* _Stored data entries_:
• • • •
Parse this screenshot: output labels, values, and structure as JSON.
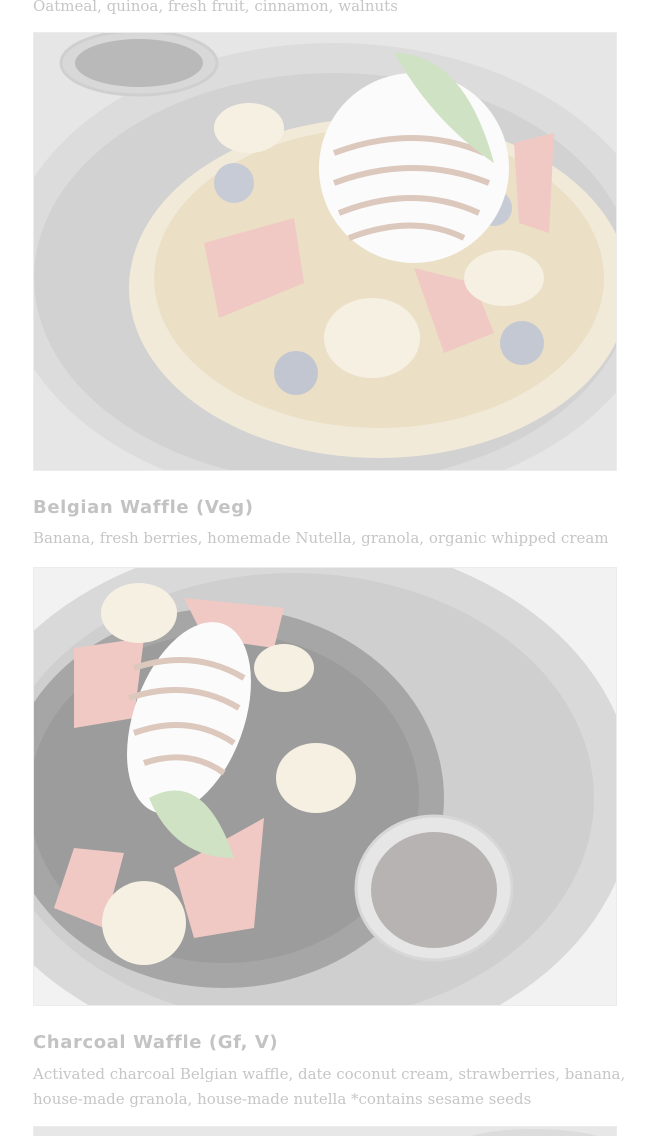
{
  "menu_items": [
    {
      "description": "Oatmeal, quinoa, fresh fruit, cinnamon, walnuts"
    },
    {
      "title": "Belgian Waffle (Veg)",
      "description": "Banana, fresh berries, homemade Nutella, granola, organic whipped cream",
      "photo": "belgian-waffle-photo"
    },
    {
      "title": "Charcoal Waffle (Gf, V)",
      "description_lines": [
        "Activated charcoal Belgian waffle, date coconut cream, strawberries, banana,",
        "house-made granola, house-made nutella *contains sesame seeds"
      ],
      "photo": "charcoal-waffle-photo"
    }
  ],
  "colors": {
    "text_faded": "#c3c3c3",
    "background": "#ffffff"
  }
}
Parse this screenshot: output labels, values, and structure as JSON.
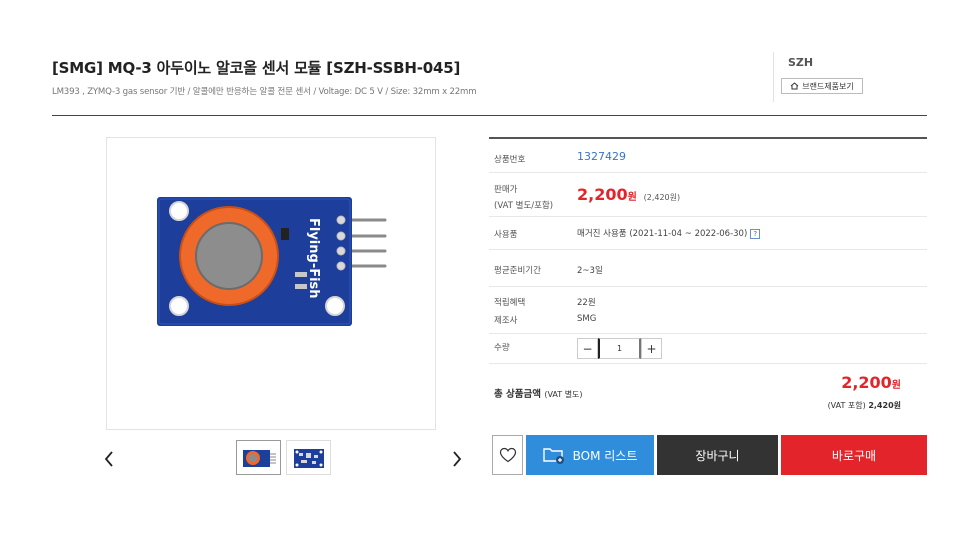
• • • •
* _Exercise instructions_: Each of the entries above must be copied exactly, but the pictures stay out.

* _Answer space_:
Parse this screenshot: output labels, values, and structure as JSON.
{
  "menu_items": [
    {
      "description": "Oatmeal, quinoa, fresh fruit, cinnamon, walnuts"
    },
    {
      "title": "Belgian Waffle (Veg)",
      "description": "Banana, fresh berries, homemade Nutella, granola, organic whipped cream",
      "photo": "belgian-waffle-photo"
    },
    {
      "title": "Charcoal Waffle (Gf, V)",
      "description_lines": [
        "Activated charcoal Belgian waffle, date coconut cream, strawberries, banana,",
        "house-made granola, house-made nutella *contains sesame seeds"
      ],
      "photo": "charcoal-waffle-photo"
    }
  ],
  "colors": {
    "text_faded": "#c3c3c3",
    "background": "#ffffff"
  }
}
Parse this screenshot: output labels, values, and structure as JSON.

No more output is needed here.